### EXERCISE MATERIALS
((

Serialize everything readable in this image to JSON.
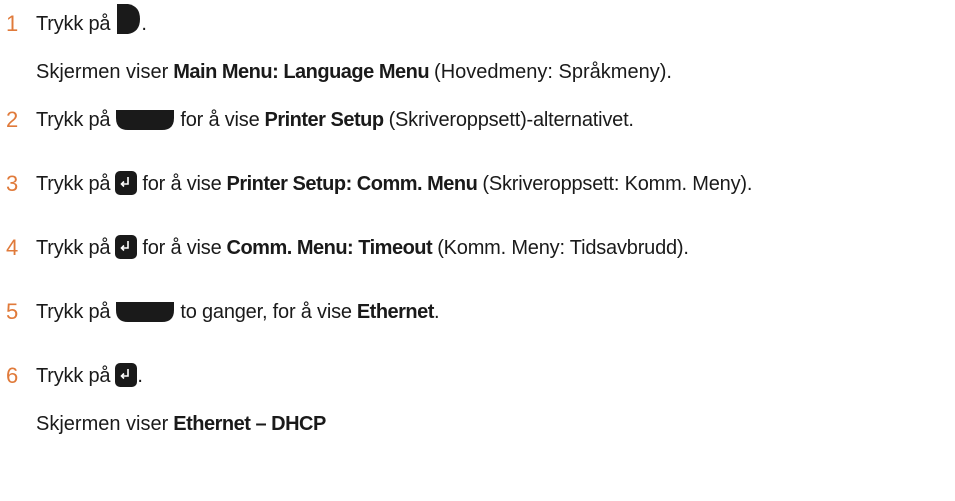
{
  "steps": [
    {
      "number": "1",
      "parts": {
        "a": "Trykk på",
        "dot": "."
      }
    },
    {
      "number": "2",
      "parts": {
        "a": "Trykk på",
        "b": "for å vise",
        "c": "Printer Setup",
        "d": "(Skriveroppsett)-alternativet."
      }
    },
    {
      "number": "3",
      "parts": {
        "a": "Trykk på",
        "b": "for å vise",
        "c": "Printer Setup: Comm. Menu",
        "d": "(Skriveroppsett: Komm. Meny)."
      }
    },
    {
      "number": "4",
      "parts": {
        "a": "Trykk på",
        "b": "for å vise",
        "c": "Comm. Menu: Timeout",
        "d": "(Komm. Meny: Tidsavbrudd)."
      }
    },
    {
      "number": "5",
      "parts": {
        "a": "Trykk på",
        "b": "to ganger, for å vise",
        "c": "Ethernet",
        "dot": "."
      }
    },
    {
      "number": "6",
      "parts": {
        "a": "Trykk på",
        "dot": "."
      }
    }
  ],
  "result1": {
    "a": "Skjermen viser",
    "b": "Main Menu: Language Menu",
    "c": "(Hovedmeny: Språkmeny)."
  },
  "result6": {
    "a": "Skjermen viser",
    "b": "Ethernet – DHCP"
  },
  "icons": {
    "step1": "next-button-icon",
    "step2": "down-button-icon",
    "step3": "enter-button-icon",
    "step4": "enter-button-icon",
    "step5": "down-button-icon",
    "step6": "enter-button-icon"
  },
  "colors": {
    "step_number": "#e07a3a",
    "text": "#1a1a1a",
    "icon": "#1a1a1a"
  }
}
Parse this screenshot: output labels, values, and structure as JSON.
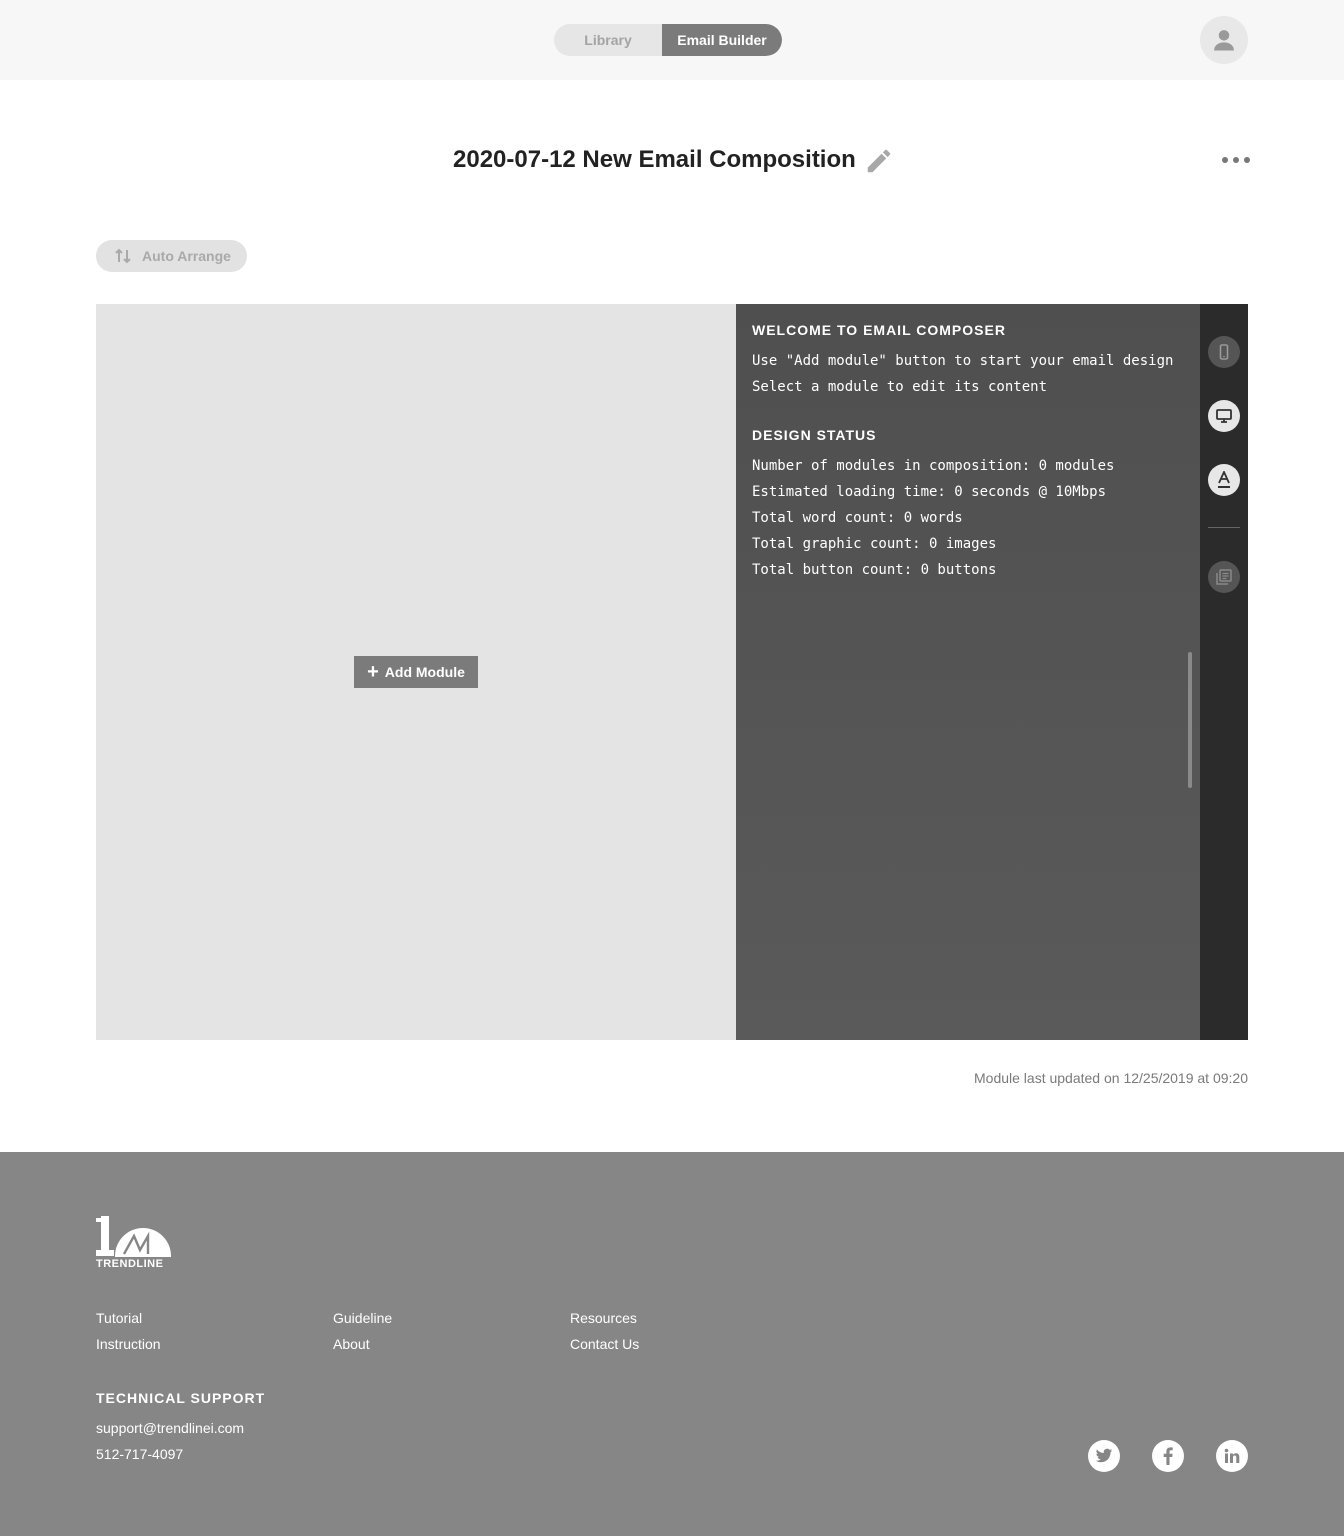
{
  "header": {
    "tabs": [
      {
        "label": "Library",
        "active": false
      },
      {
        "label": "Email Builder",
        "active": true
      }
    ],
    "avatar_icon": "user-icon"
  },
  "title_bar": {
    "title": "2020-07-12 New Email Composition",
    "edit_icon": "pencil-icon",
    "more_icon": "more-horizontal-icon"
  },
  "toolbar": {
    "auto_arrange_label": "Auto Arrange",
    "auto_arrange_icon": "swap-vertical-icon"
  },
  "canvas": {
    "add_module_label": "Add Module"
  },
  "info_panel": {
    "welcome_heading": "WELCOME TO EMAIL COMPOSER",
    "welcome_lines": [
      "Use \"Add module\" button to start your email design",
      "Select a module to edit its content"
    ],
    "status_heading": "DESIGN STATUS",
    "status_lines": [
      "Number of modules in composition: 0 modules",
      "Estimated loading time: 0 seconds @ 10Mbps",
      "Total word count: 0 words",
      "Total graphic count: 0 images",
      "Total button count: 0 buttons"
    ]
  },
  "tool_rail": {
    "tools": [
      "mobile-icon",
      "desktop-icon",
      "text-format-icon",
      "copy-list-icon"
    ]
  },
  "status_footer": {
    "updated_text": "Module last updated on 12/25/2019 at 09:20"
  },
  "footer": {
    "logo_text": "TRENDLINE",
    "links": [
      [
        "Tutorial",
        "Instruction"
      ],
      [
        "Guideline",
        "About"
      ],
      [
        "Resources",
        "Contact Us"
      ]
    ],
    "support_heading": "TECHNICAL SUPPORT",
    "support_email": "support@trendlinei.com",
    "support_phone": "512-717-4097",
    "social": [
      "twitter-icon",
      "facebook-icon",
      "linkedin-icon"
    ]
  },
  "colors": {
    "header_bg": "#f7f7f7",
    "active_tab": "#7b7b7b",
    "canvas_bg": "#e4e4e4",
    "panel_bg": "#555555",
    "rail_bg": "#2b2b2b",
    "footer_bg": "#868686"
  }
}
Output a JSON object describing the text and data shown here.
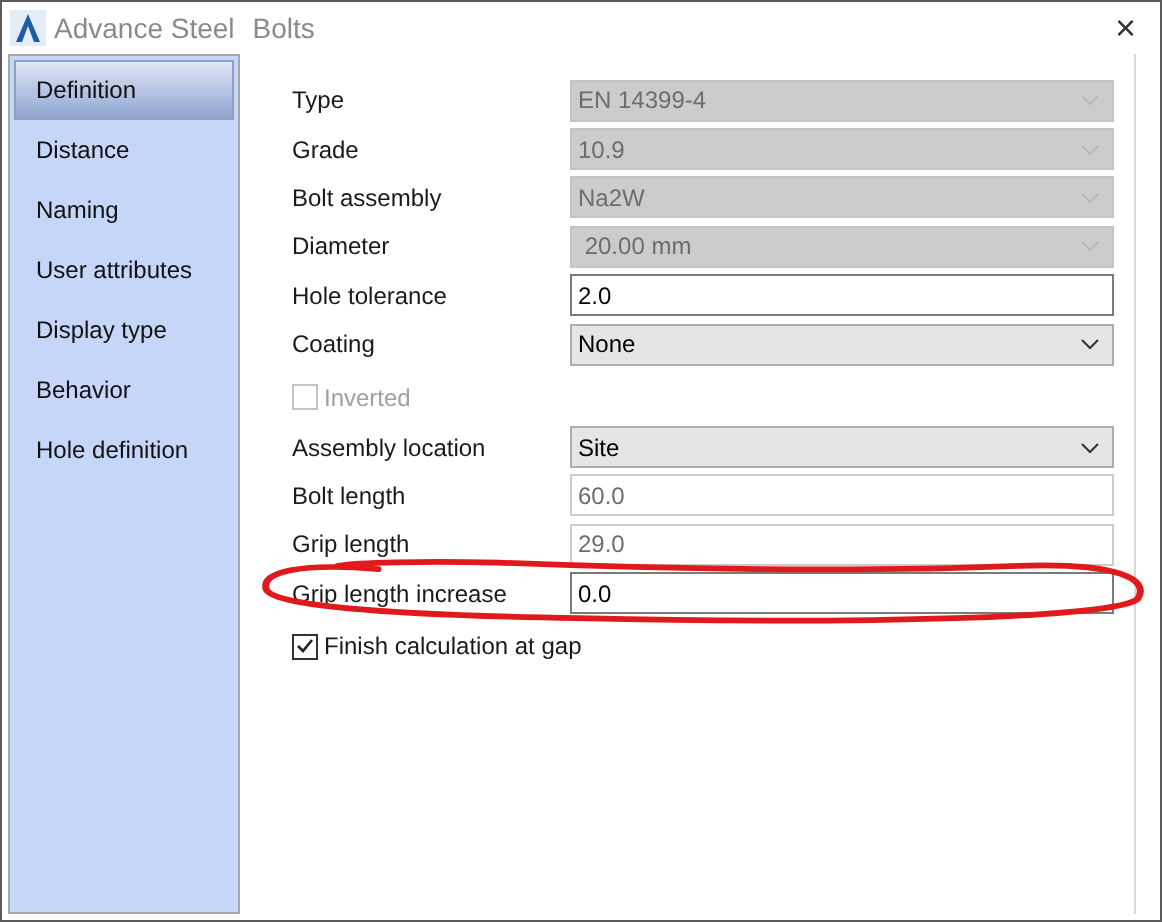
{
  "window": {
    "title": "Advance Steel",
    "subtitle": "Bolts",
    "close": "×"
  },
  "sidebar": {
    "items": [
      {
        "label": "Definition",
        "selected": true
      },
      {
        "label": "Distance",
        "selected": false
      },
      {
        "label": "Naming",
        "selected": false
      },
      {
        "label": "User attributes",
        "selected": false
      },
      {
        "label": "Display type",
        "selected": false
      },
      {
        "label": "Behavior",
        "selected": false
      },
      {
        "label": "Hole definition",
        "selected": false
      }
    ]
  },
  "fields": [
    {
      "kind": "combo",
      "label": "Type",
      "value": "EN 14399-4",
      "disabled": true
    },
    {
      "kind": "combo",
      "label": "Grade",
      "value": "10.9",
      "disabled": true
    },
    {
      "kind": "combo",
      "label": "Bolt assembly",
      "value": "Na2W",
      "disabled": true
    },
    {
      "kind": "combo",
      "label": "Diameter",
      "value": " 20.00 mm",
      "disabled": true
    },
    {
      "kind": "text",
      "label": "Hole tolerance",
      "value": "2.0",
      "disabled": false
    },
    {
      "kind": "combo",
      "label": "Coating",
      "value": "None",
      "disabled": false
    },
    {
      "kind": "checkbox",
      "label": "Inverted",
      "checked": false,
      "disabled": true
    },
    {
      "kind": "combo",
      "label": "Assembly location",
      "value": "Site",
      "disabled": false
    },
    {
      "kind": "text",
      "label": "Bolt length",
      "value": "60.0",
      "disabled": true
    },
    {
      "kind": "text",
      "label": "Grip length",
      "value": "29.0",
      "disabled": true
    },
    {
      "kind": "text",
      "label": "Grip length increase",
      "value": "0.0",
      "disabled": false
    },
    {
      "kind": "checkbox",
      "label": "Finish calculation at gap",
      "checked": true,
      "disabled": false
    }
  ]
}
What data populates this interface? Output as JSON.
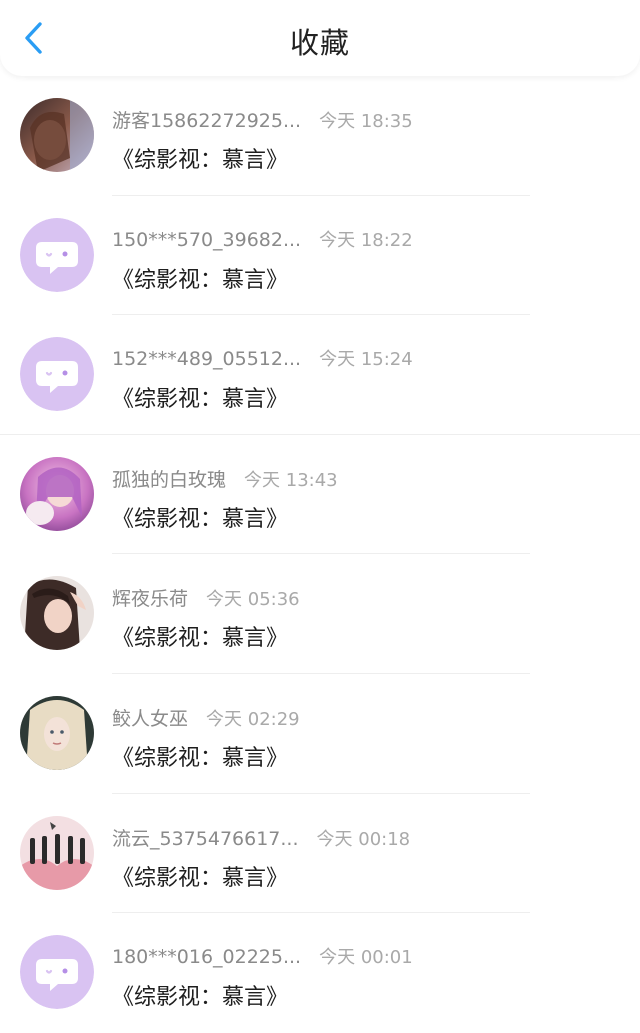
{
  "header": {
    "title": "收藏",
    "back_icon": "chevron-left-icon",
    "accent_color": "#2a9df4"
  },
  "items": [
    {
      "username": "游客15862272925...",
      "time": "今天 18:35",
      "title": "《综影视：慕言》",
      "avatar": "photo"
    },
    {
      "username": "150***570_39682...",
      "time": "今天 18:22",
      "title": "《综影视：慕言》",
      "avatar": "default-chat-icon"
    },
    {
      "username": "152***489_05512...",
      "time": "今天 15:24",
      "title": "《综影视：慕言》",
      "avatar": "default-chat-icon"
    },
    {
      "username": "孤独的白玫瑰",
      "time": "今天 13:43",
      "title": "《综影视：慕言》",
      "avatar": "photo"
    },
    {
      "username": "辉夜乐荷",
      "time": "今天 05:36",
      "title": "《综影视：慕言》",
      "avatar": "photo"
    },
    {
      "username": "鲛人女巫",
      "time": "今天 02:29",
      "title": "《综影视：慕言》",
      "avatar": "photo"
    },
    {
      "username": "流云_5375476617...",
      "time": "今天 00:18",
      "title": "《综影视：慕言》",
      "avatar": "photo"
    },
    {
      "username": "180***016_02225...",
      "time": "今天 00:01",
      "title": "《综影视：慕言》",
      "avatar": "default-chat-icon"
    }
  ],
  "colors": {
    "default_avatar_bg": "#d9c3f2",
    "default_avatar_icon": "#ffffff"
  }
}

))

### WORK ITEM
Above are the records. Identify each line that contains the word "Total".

### ANSWER SECTION
      "Total word count: 0 words",
      "Total graphic count: 0 images",
      "Total button count: 0 buttons"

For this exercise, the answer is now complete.